A spike in fentanyl-related drug overdose deaths in B.C. has prompted a new campaign by police and health officials to warn occasional drug users, who they say are most at risk.

Fentanyl can be prescribed by physicians to control extreme pain, but has also been showing up mixed in street drugs, including heroin, oxycodone and even marijuana, according to RCMP. It doesn't have any smell or taste.

Fake oxycontin

Pills sold illegally as oxycodone are among the drugs that have been found laced with fentanyl, a very strong synthetic opate. (Calgary Police Service)

The people dying in fentanyl-related overdoses are overwhelmingly adult men who use drugs occasionally — not hardcore drug addicts, said health officials.

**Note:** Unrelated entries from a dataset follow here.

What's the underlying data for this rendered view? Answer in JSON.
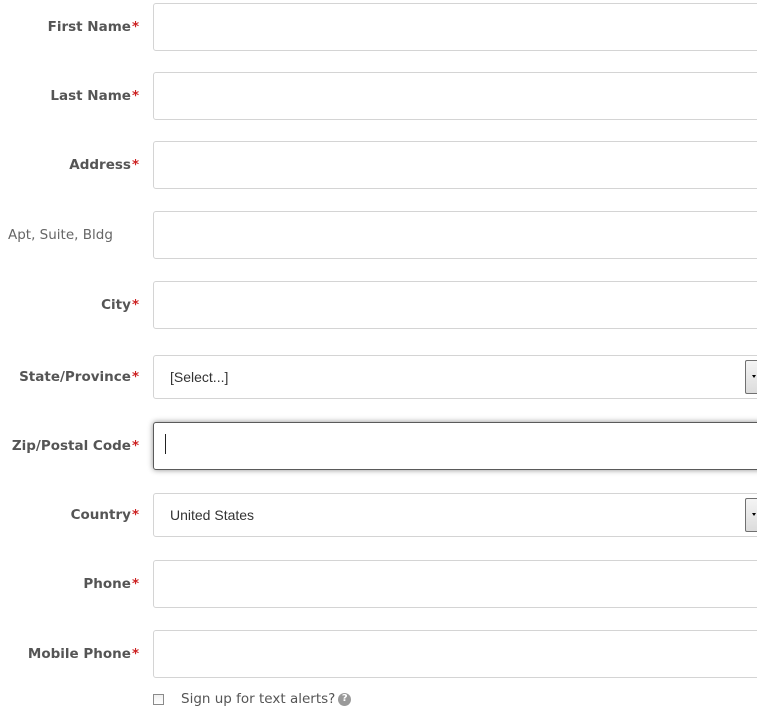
{
  "form": {
    "fields": [
      {
        "label": "First Name",
        "required": "*",
        "value": ""
      },
      {
        "label": "Last Name",
        "required": "*",
        "value": ""
      },
      {
        "label": "Address",
        "required": "*",
        "value": ""
      },
      {
        "label": "Apt, Suite, Bldg",
        "value": ""
      },
      {
        "label": "City",
        "required": "*",
        "value": ""
      },
      {
        "label": "State/Province",
        "required": "*",
        "selected": "[Select...]"
      },
      {
        "label": "Zip/Postal Code",
        "required": "*",
        "value": ""
      },
      {
        "label": "Country",
        "required": "*",
        "selected": "United States"
      },
      {
        "label": "Phone",
        "required": "*",
        "value": ""
      },
      {
        "label": "Mobile Phone",
        "required": "*",
        "value": ""
      }
    ],
    "text_alerts": {
      "label": "Sign up for text alerts?",
      "checked": false,
      "help_icon": "question-circle-icon"
    }
  },
  "colors": {
    "required_asterisk": "#cc2222",
    "label_text": "#555555",
    "field_border": "#d4d4d4"
  }
}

"These people are taking a drug that they're not expecting to take, that they have no tolerance to, and they're experiencing bad outcomes," said Dr. Mark Lysyshyn, a medical health officer with  Vancouver Coastal Health.

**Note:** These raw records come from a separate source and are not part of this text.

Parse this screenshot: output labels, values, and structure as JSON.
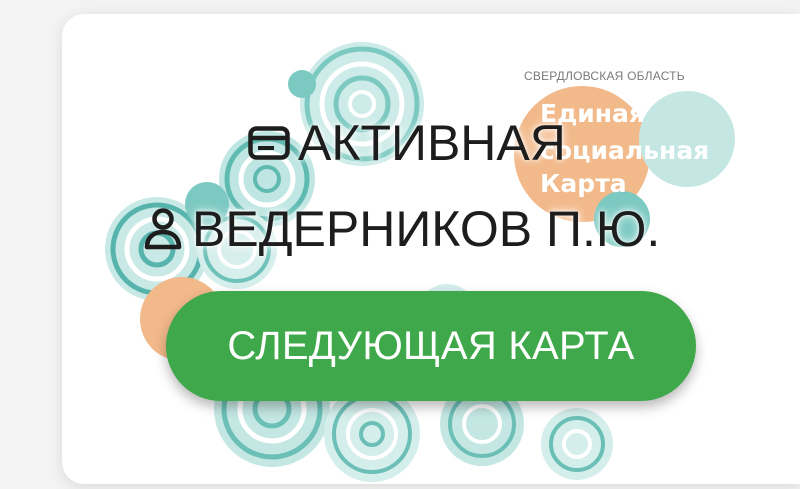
{
  "card": {
    "region": "СВЕРДЛОВСКАЯ ОБЛАСТЬ",
    "logo_line1": "Единая",
    "logo_line2": "социальная",
    "logo_line3": "Карта"
  },
  "status": {
    "icon": "credit-card-icon",
    "text": "АКТИВНАЯ"
  },
  "owner": {
    "icon": "person-icon",
    "name": "ВЕДЕРНИКОВ П.Ю."
  },
  "actions": {
    "next_card_label": "СЛЕДУЮЩАЯ КАРТА"
  },
  "colors": {
    "button": "#3fa84a",
    "pattern_teal": "#69c3bd",
    "pattern_light": "#bfe6e2",
    "accent_orange": "#f2b98a",
    "card_bg": "#ffffff"
  }
}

"Those are the people that are actually dying of this problem."

The BC Coroners' Service said fentanyl was a contributing factor in a quarter of the illicit drug overdose deaths in the province last year, with the largest numbers occurring in:

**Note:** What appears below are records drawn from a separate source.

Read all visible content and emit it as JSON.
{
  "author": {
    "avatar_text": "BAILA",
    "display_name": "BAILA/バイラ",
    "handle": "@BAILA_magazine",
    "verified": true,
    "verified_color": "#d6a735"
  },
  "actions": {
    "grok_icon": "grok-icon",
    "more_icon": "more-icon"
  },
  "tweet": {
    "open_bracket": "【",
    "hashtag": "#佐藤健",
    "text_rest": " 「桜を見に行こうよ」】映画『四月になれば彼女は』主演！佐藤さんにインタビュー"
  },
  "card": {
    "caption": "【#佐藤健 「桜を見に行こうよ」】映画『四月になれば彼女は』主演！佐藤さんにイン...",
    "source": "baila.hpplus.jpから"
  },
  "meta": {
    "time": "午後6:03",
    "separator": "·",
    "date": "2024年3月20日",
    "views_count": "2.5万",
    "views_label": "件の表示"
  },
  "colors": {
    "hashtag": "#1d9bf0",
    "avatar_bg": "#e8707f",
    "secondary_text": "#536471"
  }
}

  • Vancouver: 29 deaths
  • Nanaimo: 18 deaths
  • Surrey:  15 deaths

Maple Ridge, Prince George, Langley and Fort St. John were also identified as areas with a number of fentanyl-related deaths, but no statistics were provided.

None of the deaths are from fentanyl-laced marijuana, though RCMP said the drug has been found in pot too.

'My brother's life has been stolen'

Lorrie Maude

Lorrie Maude lost her brother David, 47, to a fentanyl overdose last year. (CBC)

Lorrie Maude lost her brother David Smith to a fentanyl-related overdose last year, and is telling his story as part of the public health campaign.

The 47 year old had used heroin for years, and knew what kind of a high to expect, she said.

On Nov. 22, he was running a bath and used a small amount of heroin, before bed. It contained fentanyl, and he died before climbing into the tub.

"We know that he was using an illegal drug, but ... we feel like my brother's life has been stolen from us," said Maude.

"If I could go back in time and talk to my brother about it I would ask him to never use alone."

Avoiding overdose: never use alone

Health officials and police are taking a harm-reduction approach to the issue, advising users how to decrease their risk of an overdose, rather than only advocating abstinence from drugs.

They've created an information site called "Know your source?" and will launch Facebook ads targeted to the most affected group, men between the ages of 20 and 49.

The site tells users to avoid using alone, start with a small amount, and avoid mixing drugs and alcohol.

Fentanyl is a respiratory depressant, and symptoms of an overdose include the sudden onset of:

  • severe sleepiness
  • shallow breathing or snoring
  • trouble breathing
  • trouble walking or talking

If you see someone who has taken drugs exhibit these symptoms, you should call 911 and keep the person's airway open, said RCMP.